Starting in 1996, NOAA phased out use of the obsolete Omega DropWindsondes (ODW) in favor of the Global Positioning Satellite (GPS) Dropwindsondes. In addition to being more accurate due to the superior navigation system, this next-generation sonde was also more moisture tolerant. ODWs would fail in they were launched in areas of heavy rain, but the GPS probes survived. This meant they could be deployed in heavy rain areas of tropical cyclones that had never been sampled before by sonde. In 1997, the GPS sondes were first deployed into a hurricane eyewall during missions into East Pacific Hurricane Guillermo.
Over the next few years, several more hurricane eyewalls were similarly measured by these new sondes. By 2003, there were enough cases that HRD scientists could publish some astounding findings. “GPS Dropwindsonde Wind Profiles in Hurricanes and Their Operational Implications” by James Franklin, Michael Black and Krystal Valde was published in the February 2003 issue of Weather and Forecasting. They documented that the actual measured wind-speed maxima were much closer to the surface than had been assumed. Also they found the maximum wind speed at the surface is generally about 90% of that measured by reconnaissance aircraft flying at about 700 hPa. This was higher than previous estimates that had been used by NHC to reduce flight-level observations to surface estimates.
The results led to changes in building codes and evacuation guidelines, as emergency managers had previously recommended vertical evacuations in tall buildings to avoid storm surge. The study showed that the upper floors of high rises could experience one or two category higher winds than at the surface. The paper also led to changes in operational procedures and to re-evaluations of intensities of historic hurricanes such as Hurricane Andrew.
The paper subsequently won the prestigious American Meteorological Society Banner I. Miller Award, presented for an outstanding contribution to the science of hurricane and tropical weather forecasting published in a journal with international circulation. And it earned the authors the Department of Commerce Gold Medal.

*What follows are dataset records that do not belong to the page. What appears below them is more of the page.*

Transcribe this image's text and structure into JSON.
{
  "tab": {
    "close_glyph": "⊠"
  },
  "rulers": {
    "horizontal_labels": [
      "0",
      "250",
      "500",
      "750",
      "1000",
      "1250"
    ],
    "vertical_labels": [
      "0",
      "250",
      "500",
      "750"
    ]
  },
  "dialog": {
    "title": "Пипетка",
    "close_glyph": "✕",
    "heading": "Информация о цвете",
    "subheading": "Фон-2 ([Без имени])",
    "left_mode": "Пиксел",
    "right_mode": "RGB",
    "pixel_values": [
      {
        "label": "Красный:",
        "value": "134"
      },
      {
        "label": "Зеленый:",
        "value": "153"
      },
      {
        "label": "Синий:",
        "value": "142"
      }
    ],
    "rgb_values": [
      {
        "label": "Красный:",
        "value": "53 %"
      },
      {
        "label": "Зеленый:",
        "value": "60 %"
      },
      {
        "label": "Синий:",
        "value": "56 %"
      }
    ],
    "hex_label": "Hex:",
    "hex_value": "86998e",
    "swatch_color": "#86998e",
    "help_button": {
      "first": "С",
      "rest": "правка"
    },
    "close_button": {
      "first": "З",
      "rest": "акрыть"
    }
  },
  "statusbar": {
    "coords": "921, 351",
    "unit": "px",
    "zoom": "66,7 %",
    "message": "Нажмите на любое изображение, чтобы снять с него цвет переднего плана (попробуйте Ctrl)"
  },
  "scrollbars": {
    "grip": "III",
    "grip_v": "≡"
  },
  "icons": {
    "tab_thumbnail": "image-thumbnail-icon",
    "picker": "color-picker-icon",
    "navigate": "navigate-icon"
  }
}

Franklin, J. L., M. L. Black, and K. Valde, 2003: GPS dropwindsonde wind profiles in hurricanes and their operational implications. Wea. Forecasting, 18, 32–44